··· Provided records

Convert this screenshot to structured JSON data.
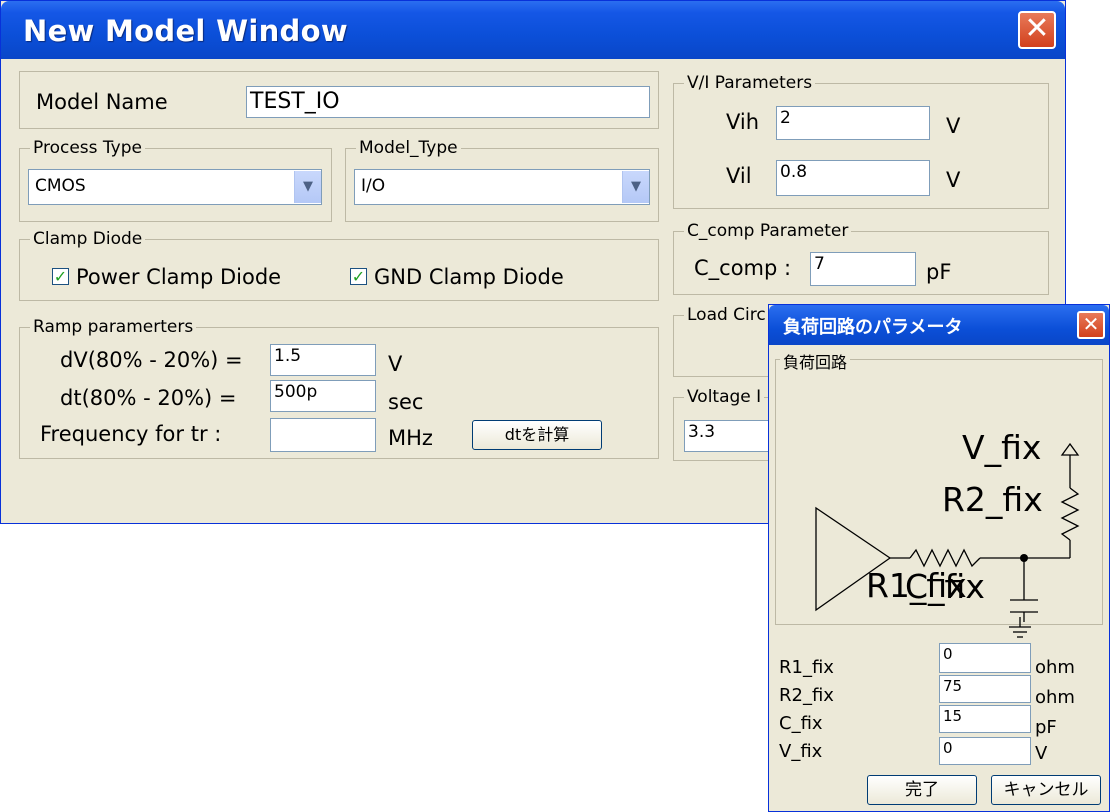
{
  "main_window": {
    "title": "New Model Window",
    "close_icon": "close-icon",
    "model_name": {
      "label": "Model Name",
      "value": "TEST_IO"
    },
    "process_type": {
      "legend": "Process Type",
      "selected": "CMOS"
    },
    "model_type": {
      "legend": "Model_Type",
      "selected": "I/O"
    },
    "clamp_diode": {
      "legend": "Clamp Diode",
      "power": {
        "label": "Power Clamp Diode",
        "checked": true
      },
      "gnd": {
        "label": "GND Clamp Diode",
        "checked": true
      }
    },
    "ramp": {
      "legend": "Ramp paramerters",
      "dv_label": "dV(80% - 20%) =",
      "dv_value": "1.5",
      "dv_unit": "V",
      "dt_label": "dt(80% - 20%) =",
      "dt_value": "500p",
      "dt_unit": "sec",
      "freq_label": "Frequency for tr :",
      "freq_value": "",
      "freq_unit": "MHz",
      "calc_button": "dtを計算"
    },
    "vi": {
      "legend": "V/I Parameters",
      "vih_label": "Vih",
      "vih_value": "2",
      "vih_unit": "V",
      "vil_label": "Vil",
      "vil_value": "0.8",
      "vil_unit": "V"
    },
    "ccomp": {
      "legend": "C_comp Parameter",
      "label": "C_comp :",
      "value": "7",
      "unit": "pF"
    },
    "load_circuit": {
      "legend": "Load Circ"
    },
    "voltage": {
      "legend": "Voltage I",
      "value": "3.3"
    }
  },
  "dialog": {
    "title": "負荷回路のパラメータ",
    "group_legend": "負荷回路",
    "circuit": {
      "v_fix": "V_fix",
      "r2_fix": "R2_fix",
      "r1_fix": "R1_fix",
      "c_fix": "C_fix"
    },
    "params": [
      {
        "label": "R1_fix",
        "value": "0",
        "unit": "ohm"
      },
      {
        "label": "R2_fix",
        "value": "75",
        "unit": "ohm"
      },
      {
        "label": "C_fix",
        "value": "15",
        "unit": "pF"
      },
      {
        "label": "V_fix",
        "value": "0",
        "unit": "V"
      }
    ],
    "ok_button": "完了",
    "cancel_button": "キャンセル"
  },
  "colors": {
    "titlebar": "#0b4fd8",
    "window_bg": "#ece9d8",
    "close": "#d2401c",
    "check": "#21a121"
  }
}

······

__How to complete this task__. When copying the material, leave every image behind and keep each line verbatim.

__Answer to this exercise__.
Convert this screenshot to structured JSON data.
{
  "main_window": {
    "title": "New Model Window",
    "close_icon": "close-icon",
    "model_name": {
      "label": "Model Name",
      "value": "TEST_IO"
    },
    "process_type": {
      "legend": "Process Type",
      "selected": "CMOS"
    },
    "model_type": {
      "legend": "Model_Type",
      "selected": "I/O"
    },
    "clamp_diode": {
      "legend": "Clamp Diode",
      "power": {
        "label": "Power Clamp Diode",
        "checked": true
      },
      "gnd": {
        "label": "GND Clamp Diode",
        "checked": true
      }
    },
    "ramp": {
      "legend": "Ramp paramerters",
      "dv_label": "dV(80% - 20%) =",
      "dv_value": "1.5",
      "dv_unit": "V",
      "dt_label": "dt(80% - 20%) =",
      "dt_value": "500p",
      "dt_unit": "sec",
      "freq_label": "Frequency for tr :",
      "freq_value": "",
      "freq_unit": "MHz",
      "calc_button": "dtを計算"
    },
    "vi": {
      "legend": "V/I Parameters",
      "vih_label": "Vih",
      "vih_value": "2",
      "vih_unit": "V",
      "vil_label": "Vil",
      "vil_value": "0.8",
      "vil_unit": "V"
    },
    "ccomp": {
      "legend": "C_comp Parameter",
      "label": "C_comp :",
      "value": "7",
      "unit": "pF"
    },
    "load_circuit": {
      "legend": "Load Circ"
    },
    "voltage": {
      "legend": "Voltage I",
      "value": "3.3"
    }
  },
  "dialog": {
    "title": "負荷回路のパラメータ",
    "group_legend": "負荷回路",
    "circuit": {
      "v_fix": "V_fix",
      "r2_fix": "R2_fix",
      "r1_fix": "R1_fix",
      "c_fix": "C_fix"
    },
    "params": [
      {
        "label": "R1_fix",
        "value": "0",
        "unit": "ohm"
      },
      {
        "label": "R2_fix",
        "value": "75",
        "unit": "ohm"
      },
      {
        "label": "C_fix",
        "value": "15",
        "unit": "pF"
      },
      {
        "label": "V_fix",
        "value": "0",
        "unit": "V"
      }
    ],
    "ok_button": "完了",
    "cancel_button": "キャンセル"
  },
  "colors": {
    "titlebar": "#0b4fd8",
    "window_bg": "#ece9d8",
    "close": "#d2401c",
    "check": "#21a121"
  }
}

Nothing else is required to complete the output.